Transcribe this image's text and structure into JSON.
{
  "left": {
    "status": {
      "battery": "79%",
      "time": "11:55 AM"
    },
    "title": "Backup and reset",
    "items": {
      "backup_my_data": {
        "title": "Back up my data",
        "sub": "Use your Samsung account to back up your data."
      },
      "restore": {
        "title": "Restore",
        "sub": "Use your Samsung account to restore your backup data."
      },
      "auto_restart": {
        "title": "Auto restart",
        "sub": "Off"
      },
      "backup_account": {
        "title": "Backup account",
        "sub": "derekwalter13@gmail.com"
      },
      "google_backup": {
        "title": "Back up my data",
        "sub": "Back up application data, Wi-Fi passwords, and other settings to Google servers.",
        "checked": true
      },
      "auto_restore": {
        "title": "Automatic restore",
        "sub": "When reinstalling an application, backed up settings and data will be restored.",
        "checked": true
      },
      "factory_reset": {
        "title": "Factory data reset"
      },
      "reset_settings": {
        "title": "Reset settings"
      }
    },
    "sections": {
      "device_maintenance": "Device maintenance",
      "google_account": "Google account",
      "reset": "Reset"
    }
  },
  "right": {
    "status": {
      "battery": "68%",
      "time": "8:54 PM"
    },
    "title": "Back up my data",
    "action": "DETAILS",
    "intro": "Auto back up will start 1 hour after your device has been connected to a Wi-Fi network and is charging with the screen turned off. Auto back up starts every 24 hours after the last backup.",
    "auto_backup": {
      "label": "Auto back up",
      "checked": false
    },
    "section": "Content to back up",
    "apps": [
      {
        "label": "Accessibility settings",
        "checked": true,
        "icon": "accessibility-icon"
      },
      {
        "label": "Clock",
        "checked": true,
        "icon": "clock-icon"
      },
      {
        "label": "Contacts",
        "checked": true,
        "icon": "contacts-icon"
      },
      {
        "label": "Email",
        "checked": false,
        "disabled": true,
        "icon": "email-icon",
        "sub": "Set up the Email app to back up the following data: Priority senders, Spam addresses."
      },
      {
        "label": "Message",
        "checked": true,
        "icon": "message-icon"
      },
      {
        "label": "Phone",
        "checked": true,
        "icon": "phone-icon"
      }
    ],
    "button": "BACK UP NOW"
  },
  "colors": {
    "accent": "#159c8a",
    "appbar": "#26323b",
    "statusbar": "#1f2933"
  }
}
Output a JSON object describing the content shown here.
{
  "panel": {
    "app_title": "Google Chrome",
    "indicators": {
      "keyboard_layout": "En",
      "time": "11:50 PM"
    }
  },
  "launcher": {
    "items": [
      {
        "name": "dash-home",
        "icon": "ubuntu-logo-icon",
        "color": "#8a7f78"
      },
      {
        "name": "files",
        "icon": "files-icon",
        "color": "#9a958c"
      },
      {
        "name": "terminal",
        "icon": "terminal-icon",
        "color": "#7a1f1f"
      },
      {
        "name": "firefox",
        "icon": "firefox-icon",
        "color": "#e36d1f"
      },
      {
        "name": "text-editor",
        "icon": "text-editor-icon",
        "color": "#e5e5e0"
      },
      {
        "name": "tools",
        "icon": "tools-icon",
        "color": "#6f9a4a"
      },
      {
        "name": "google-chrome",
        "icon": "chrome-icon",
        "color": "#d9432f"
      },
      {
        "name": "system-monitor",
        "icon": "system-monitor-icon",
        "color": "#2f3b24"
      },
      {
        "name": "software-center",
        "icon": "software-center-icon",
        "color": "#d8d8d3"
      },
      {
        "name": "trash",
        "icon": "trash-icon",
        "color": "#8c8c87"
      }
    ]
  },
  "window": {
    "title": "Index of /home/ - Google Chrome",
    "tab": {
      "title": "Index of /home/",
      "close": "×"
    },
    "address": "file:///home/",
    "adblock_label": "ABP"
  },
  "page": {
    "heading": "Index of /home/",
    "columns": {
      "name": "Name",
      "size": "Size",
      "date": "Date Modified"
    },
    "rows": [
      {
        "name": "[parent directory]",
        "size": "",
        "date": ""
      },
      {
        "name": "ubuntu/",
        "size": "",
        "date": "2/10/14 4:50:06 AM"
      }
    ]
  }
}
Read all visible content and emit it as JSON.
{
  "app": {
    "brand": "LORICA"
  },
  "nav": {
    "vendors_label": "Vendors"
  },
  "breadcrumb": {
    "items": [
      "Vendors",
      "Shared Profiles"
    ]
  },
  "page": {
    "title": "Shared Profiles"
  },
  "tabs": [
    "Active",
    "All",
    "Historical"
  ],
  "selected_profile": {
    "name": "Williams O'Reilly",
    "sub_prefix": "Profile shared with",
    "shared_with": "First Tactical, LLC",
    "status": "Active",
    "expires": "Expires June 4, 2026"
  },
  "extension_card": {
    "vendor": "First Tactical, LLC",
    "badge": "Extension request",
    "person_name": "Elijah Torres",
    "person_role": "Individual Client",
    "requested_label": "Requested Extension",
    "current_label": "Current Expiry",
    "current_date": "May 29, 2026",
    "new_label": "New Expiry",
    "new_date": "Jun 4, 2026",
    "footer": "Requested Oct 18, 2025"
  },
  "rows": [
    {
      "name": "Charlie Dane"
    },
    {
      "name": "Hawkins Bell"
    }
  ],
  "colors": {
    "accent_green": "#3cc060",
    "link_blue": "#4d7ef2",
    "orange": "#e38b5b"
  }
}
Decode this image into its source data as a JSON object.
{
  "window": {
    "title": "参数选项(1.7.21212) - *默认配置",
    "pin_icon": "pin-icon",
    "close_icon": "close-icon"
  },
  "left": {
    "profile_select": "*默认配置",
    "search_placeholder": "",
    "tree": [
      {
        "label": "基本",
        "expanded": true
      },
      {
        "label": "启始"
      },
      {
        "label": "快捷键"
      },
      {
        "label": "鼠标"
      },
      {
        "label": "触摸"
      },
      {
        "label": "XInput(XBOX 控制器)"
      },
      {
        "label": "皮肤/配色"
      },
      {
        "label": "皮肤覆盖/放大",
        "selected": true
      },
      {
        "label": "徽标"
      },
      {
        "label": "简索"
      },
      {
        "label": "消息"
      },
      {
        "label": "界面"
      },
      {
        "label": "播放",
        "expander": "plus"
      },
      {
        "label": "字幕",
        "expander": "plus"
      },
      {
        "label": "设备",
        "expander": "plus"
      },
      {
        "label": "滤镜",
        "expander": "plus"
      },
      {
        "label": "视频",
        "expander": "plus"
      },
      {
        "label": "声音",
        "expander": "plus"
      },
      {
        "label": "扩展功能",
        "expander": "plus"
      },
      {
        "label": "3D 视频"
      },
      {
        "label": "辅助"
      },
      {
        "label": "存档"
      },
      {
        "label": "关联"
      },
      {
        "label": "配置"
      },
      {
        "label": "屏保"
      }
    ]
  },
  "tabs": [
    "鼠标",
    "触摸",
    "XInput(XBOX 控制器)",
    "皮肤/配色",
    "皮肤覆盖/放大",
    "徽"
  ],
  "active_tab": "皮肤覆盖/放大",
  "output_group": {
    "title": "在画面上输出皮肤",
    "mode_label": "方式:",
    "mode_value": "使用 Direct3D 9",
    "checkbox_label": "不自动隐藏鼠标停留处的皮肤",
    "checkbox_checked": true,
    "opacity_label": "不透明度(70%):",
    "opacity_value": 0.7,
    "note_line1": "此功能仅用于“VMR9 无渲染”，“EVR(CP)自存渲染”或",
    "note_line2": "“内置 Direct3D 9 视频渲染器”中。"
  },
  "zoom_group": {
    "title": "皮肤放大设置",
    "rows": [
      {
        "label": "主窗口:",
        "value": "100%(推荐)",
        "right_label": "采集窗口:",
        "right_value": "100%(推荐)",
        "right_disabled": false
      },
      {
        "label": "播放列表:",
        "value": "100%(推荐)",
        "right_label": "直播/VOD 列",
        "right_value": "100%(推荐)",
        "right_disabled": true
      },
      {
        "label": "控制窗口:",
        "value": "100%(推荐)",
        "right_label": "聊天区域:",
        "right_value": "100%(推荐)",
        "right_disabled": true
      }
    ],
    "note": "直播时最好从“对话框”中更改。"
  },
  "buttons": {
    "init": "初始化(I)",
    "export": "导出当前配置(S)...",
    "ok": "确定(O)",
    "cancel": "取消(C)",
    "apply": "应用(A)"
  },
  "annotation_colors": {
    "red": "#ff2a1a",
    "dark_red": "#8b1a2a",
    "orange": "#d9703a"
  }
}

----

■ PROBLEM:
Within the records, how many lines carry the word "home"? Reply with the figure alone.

■ OUTPUT FOR THIS TASK:
5